Under the municipality’s land use bylaw, all visitor accommodations have to provide one parking spot per unit.
MD staff returned with a staff memorandum giving a brief review of 18 different municipalities in Alberta and British Columbia to provide a larger picture of parking for visitor accommodation units.
It highlighted that visitor accommodation in the municipality’s land use bylaw is a “building or group of buildings containing rooms or units, which are used for temporary lodging.”
The land use bylaw also stipulates that a person can’t reside in a visitor accommodation unit for more than 75 days per year.
The memorandum noted visitor accommodation is allowed in areas zoned for highway commercial, commercial mixed-use and commercial in Harvie Heights, Dead Man’s Flats and Scott Lake.
Rosvold said not all of the municipalities compared in the memorandum were “apples to apples” since larger population centres such as Calgary and Edmonton have access to public transit and the definition of beds per room wasn’t clear.
Bighorn’s acting director of planning services Jenny Kasprowicz said a more comprehensive look at exact bylaws for other municipalities could be completed.
Coun. Joss Elford also highlighted how there has been a significant change in visitor accommodation in recent years.
The rise of Airbnb and people legally renting out property has drastically altered how people stay while on vacation as opposed to the more traditional method of a hotel.
“The world has changed for visitor accommodations just being a standard hotel room with two beds to Airbnb units where multiple families and multiple vehicles are coming,” said Elford.
“I’d say we’re outdated with ours because we do have one stall per unit since it was based on hotels and a different mode of travel. Now lots of people share Airbnb’s and come in multiple vehicles. It’d be interesting to know how new those other policies are as well.”
Depending on the path council proceeds, any change wouldn’t be prior to the spring.
When brought forward, and if accepted by council, a land use bylaw amendment would have to be made. The process of three readings and a public hearing would take about four months to complete, but not including staff time.
All current development applications would go through the existing land use bylaw, but if a change were approved by council, future development applications would go through the updated one.
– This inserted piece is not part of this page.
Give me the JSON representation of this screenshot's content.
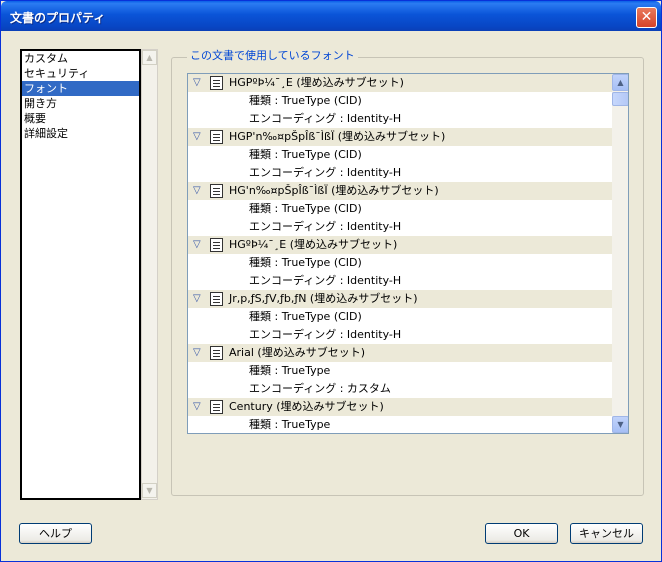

“We’re always going to have an application in queue because of the nature of development,” Kasprowicz said.